[Recorded data]
----------------
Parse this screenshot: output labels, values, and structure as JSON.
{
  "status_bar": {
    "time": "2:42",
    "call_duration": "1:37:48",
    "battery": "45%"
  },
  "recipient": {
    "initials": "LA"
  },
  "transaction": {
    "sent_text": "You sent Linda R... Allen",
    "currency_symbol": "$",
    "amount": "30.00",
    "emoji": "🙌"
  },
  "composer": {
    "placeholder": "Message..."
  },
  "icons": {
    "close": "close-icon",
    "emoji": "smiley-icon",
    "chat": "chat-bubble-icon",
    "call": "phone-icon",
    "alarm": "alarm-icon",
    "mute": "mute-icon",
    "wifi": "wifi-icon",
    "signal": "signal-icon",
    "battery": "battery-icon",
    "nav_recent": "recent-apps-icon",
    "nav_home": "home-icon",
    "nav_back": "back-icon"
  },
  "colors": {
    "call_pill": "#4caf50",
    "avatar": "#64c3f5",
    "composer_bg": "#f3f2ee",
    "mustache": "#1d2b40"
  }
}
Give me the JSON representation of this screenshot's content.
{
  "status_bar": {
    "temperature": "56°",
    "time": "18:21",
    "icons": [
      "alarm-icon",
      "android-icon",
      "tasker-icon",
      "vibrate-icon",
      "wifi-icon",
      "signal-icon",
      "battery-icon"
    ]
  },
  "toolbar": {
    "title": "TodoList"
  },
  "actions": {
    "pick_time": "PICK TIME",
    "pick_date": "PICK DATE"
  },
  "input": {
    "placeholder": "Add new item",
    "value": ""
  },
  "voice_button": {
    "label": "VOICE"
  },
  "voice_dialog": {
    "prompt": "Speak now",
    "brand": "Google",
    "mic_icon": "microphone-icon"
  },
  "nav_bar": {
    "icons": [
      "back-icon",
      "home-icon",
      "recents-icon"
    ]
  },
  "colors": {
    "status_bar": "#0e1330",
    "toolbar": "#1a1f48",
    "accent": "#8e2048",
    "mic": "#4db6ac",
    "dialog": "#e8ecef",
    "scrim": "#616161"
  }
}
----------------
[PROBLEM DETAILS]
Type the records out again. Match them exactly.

[RESULT]
Parse this screenshot: output labels, values, and structure as JSON.
{
  "status_bar": {
    "time": "2:42",
    "call_duration": "1:37:48",
    "battery": "45%"
  },
  "recipient": {
    "initials": "LA"
  },
  "transaction": {
    "sent_text": "You sent Linda R... Allen",
    "currency_symbol": "$",
    "amount": "30.00",
    "emoji": "🙌"
  },
  "composer": {
    "placeholder": "Message..."
  },
  "icons": {
    "close": "close-icon",
    "emoji": "smiley-icon",
    "chat": "chat-bubble-icon",
    "call": "phone-icon",
    "alarm": "alarm-icon",
    "mute": "mute-icon",
    "wifi": "wifi-icon",
    "signal": "signal-icon",
    "battery": "battery-icon",
    "nav_recent": "recent-apps-icon",
    "nav_home": "home-icon",
    "nav_back": "back-icon"
  },
  "colors": {
    "call_pill": "#4caf50",
    "avatar": "#64c3f5",
    "composer_bg": "#f3f2ee",
    "mustache": "#1d2b40"
  }
}
Give me the JSON representation of this screenshot's content.
{
  "status_bar": {
    "temperature": "56°",
    "time": "18:21",
    "icons": [
      "alarm-icon",
      "android-icon",
      "tasker-icon",
      "vibrate-icon",
      "wifi-icon",
      "signal-icon",
      "battery-icon"
    ]
  },
  "toolbar": {
    "title": "TodoList"
  },
  "actions": {
    "pick_time": "PICK TIME",
    "pick_date": "PICK DATE"
  },
  "input": {
    "placeholder": "Add new item",
    "value": ""
  },
  "voice_button": {
    "label": "VOICE"
  },
  "voice_dialog": {
    "prompt": "Speak now",
    "brand": "Google",
    "mic_icon": "microphone-icon"
  },
  "nav_bar": {
    "icons": [
      "back-icon",
      "home-icon",
      "recents-icon"
    ]
  },
  "colors": {
    "status_bar": "#0e1330",
    "toolbar": "#1a1f48",
    "accent": "#8e2048",
    "mic": "#4db6ac",
    "dialog": "#e8ecef",
    "scrim": "#616161"
  }
}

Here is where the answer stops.